* _Activity_: Filter out every line below that lacks "JSON", and copy the rest.

* _Data_:
++++++++++

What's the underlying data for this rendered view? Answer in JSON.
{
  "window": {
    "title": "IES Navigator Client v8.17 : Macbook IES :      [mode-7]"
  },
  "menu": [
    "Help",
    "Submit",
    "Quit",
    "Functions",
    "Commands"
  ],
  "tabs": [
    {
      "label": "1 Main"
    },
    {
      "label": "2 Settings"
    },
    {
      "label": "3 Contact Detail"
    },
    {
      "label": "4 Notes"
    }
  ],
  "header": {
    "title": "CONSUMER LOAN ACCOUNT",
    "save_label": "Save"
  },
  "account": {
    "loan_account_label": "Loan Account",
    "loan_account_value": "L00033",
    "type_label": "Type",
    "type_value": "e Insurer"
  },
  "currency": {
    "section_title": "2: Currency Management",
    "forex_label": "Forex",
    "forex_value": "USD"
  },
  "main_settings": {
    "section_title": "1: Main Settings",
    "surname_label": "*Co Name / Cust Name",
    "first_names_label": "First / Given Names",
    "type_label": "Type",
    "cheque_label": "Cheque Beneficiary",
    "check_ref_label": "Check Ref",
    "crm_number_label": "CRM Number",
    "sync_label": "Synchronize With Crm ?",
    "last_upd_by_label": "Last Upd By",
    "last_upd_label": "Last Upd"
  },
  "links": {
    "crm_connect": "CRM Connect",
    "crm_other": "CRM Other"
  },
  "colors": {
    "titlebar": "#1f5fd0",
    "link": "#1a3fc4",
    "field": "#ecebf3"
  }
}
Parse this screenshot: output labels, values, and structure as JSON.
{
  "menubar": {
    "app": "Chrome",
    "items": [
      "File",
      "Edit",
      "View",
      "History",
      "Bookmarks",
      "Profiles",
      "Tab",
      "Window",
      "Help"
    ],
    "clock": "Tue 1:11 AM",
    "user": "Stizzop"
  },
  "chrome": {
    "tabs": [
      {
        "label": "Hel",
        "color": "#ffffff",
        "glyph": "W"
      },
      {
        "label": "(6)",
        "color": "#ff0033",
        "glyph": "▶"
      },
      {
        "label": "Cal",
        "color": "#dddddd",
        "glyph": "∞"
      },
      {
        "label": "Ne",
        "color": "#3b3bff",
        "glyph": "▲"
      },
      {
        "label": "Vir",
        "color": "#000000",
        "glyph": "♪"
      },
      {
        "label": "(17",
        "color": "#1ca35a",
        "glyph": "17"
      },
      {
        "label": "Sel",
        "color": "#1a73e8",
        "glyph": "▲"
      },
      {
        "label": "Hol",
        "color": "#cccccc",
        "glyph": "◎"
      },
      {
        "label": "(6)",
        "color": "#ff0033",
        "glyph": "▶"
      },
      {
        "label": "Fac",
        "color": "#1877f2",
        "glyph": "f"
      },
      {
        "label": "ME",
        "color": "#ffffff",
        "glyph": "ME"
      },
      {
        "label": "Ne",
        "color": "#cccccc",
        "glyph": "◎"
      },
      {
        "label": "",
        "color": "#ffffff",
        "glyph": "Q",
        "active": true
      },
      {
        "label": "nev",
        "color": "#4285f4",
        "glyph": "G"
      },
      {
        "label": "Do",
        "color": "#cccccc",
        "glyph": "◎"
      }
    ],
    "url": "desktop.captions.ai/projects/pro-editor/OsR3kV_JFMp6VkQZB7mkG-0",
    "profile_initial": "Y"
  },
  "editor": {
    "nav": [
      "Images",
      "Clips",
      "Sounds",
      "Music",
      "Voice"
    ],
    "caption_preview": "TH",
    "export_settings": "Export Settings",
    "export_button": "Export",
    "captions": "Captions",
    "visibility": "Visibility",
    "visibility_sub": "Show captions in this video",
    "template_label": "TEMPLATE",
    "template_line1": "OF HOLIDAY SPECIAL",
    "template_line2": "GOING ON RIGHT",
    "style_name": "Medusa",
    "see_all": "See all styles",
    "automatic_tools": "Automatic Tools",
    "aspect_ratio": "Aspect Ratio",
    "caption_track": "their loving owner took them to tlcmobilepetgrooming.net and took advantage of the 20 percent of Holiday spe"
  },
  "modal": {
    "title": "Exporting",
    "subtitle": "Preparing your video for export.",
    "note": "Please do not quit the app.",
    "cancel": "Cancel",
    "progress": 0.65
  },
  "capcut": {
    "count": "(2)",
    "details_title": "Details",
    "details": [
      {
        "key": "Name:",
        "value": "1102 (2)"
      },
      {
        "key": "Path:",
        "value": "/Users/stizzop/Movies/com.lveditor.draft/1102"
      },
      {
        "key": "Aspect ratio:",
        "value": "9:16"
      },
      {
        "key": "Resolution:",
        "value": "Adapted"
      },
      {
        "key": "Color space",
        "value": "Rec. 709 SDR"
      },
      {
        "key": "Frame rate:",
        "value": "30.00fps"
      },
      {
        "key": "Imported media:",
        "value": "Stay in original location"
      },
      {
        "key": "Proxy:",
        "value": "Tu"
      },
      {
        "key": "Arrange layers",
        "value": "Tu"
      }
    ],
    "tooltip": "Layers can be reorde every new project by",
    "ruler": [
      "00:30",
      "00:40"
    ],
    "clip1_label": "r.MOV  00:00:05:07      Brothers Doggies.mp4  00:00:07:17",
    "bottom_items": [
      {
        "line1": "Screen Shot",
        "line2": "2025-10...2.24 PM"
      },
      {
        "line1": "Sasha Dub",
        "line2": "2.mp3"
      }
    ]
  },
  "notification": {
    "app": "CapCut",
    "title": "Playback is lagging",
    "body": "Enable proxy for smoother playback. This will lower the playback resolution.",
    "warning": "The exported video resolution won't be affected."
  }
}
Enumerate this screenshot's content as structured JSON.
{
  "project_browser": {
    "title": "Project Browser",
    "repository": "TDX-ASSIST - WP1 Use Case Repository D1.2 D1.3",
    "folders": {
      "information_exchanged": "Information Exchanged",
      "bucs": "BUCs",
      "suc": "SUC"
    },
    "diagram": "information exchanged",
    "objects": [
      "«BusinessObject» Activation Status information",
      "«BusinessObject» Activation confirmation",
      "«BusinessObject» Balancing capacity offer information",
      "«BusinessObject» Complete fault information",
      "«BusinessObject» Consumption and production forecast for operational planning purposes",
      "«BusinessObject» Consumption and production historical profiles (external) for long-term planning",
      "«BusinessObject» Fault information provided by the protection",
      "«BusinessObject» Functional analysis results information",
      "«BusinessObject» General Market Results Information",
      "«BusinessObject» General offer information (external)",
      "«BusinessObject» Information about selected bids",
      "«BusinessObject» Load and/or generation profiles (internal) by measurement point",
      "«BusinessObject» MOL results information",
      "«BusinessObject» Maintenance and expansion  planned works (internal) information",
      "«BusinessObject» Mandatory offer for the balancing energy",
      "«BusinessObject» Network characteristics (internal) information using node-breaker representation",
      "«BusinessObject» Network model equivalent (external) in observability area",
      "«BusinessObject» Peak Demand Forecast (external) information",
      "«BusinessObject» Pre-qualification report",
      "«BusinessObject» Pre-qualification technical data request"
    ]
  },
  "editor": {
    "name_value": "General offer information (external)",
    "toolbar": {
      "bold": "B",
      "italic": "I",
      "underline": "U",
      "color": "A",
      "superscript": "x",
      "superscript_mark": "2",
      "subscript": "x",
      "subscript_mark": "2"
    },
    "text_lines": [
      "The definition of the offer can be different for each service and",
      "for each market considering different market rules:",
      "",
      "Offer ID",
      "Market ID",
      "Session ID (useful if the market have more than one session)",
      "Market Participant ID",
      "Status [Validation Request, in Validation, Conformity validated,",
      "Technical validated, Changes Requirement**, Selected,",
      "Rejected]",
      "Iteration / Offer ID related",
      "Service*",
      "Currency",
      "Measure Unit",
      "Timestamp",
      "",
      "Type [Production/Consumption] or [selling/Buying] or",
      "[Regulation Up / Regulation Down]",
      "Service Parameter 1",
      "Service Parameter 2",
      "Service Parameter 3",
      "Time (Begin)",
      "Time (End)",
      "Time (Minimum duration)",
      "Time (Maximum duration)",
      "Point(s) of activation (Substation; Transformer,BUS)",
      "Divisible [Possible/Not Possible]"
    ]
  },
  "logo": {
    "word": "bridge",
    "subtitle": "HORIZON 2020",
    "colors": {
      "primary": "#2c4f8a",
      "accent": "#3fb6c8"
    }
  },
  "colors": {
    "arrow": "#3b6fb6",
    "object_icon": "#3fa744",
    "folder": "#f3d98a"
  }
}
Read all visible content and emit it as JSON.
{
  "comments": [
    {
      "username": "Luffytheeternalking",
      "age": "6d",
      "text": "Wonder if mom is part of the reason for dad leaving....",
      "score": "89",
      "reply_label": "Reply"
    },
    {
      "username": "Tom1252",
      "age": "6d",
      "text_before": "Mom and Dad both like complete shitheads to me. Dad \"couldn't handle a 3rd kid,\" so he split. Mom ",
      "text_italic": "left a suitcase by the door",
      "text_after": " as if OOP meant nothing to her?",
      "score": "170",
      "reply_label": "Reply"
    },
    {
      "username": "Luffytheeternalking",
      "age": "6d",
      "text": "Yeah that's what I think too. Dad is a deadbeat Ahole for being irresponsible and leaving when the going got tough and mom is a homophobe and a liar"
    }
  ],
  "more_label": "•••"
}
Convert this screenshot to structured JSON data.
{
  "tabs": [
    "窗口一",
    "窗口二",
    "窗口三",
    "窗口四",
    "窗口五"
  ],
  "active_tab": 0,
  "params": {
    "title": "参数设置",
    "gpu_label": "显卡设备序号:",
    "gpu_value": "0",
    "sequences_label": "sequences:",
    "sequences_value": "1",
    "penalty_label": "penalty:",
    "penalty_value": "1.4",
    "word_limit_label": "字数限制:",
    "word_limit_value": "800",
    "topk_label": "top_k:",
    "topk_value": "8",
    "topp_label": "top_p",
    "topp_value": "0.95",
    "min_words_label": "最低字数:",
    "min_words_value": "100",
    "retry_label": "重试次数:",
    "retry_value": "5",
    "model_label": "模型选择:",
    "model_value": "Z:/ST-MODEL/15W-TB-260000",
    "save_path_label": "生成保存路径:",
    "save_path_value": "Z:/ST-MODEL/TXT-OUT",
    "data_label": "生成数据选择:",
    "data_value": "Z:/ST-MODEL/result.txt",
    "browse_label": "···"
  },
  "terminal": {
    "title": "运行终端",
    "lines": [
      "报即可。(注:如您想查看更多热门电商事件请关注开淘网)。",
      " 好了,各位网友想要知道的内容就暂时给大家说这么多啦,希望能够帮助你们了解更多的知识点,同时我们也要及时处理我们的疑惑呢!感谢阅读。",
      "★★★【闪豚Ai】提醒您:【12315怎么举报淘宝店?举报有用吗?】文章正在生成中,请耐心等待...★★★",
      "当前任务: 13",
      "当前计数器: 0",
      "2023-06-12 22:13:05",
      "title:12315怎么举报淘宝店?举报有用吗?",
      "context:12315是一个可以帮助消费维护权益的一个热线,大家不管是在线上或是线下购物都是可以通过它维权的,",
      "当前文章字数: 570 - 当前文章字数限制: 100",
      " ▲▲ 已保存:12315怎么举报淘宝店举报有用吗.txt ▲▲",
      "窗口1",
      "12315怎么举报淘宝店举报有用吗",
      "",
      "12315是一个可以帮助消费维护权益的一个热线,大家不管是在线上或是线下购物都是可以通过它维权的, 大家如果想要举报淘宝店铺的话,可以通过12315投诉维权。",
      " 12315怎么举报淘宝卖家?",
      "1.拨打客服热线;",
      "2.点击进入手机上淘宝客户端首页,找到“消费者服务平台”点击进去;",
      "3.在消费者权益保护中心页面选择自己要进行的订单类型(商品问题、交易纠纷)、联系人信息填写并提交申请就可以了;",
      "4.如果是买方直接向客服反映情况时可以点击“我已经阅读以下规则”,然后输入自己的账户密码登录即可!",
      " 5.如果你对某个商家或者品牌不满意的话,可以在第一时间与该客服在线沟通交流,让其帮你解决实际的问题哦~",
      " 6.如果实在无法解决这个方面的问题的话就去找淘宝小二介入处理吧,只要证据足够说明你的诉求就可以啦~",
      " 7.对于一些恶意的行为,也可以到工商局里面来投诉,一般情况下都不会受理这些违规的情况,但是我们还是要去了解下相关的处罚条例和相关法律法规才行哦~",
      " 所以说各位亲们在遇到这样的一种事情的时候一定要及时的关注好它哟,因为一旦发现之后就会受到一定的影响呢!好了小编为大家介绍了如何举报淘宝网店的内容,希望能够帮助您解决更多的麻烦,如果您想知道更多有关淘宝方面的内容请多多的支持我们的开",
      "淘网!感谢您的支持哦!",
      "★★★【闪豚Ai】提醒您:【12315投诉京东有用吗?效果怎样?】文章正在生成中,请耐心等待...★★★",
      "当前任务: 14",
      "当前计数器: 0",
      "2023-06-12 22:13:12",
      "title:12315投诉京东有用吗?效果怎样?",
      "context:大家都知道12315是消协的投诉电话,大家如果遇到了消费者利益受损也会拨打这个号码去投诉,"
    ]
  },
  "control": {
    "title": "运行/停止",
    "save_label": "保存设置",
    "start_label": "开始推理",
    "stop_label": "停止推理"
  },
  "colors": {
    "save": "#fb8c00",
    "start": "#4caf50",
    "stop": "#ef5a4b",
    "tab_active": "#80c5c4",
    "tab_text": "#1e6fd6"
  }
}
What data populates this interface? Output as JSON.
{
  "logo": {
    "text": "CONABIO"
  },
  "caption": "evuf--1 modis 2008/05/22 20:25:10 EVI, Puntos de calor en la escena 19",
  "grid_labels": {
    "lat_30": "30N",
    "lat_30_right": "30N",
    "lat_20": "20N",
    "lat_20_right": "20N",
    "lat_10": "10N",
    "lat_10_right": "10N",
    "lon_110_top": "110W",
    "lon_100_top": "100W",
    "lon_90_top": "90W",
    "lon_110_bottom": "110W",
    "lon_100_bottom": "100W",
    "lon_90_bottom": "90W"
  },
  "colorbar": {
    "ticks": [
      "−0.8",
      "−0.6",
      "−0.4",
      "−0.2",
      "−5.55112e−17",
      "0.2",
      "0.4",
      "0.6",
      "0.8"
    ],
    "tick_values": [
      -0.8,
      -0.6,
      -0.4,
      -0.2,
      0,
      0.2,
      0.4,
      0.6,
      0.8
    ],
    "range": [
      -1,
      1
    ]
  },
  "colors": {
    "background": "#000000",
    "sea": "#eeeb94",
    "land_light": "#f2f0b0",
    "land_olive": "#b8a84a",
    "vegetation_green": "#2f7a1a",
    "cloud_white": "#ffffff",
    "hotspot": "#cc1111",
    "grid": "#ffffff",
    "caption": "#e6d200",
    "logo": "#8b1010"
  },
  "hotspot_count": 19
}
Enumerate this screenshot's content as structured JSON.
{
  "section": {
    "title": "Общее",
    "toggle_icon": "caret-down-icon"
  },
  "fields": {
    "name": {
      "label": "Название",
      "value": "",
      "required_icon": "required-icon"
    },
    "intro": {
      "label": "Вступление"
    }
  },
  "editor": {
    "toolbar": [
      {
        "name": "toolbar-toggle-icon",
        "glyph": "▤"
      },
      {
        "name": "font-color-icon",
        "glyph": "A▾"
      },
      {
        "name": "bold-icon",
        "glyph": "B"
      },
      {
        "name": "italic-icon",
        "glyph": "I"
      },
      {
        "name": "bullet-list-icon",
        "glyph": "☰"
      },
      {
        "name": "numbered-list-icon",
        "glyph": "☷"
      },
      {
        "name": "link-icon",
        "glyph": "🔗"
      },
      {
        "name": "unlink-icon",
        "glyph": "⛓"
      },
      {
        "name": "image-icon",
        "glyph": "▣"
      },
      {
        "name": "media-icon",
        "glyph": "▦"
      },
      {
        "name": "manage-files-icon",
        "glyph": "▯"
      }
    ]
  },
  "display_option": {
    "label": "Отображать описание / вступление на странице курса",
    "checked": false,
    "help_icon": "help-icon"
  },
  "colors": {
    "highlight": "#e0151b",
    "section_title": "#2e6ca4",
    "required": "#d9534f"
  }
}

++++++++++

* _Exercise response_:
What's the underlying data for this rendered view? Answer in JSON.
Parse this screenshot: output labels, values, and structure as JSON.
Enumerate this screenshot's content as structured JSON.
Read all visible content and emit it as JSON.
Convert this screenshot to structured JSON data.
What data populates this interface? Output as JSON.
Enumerate this screenshot's content as structured JSON.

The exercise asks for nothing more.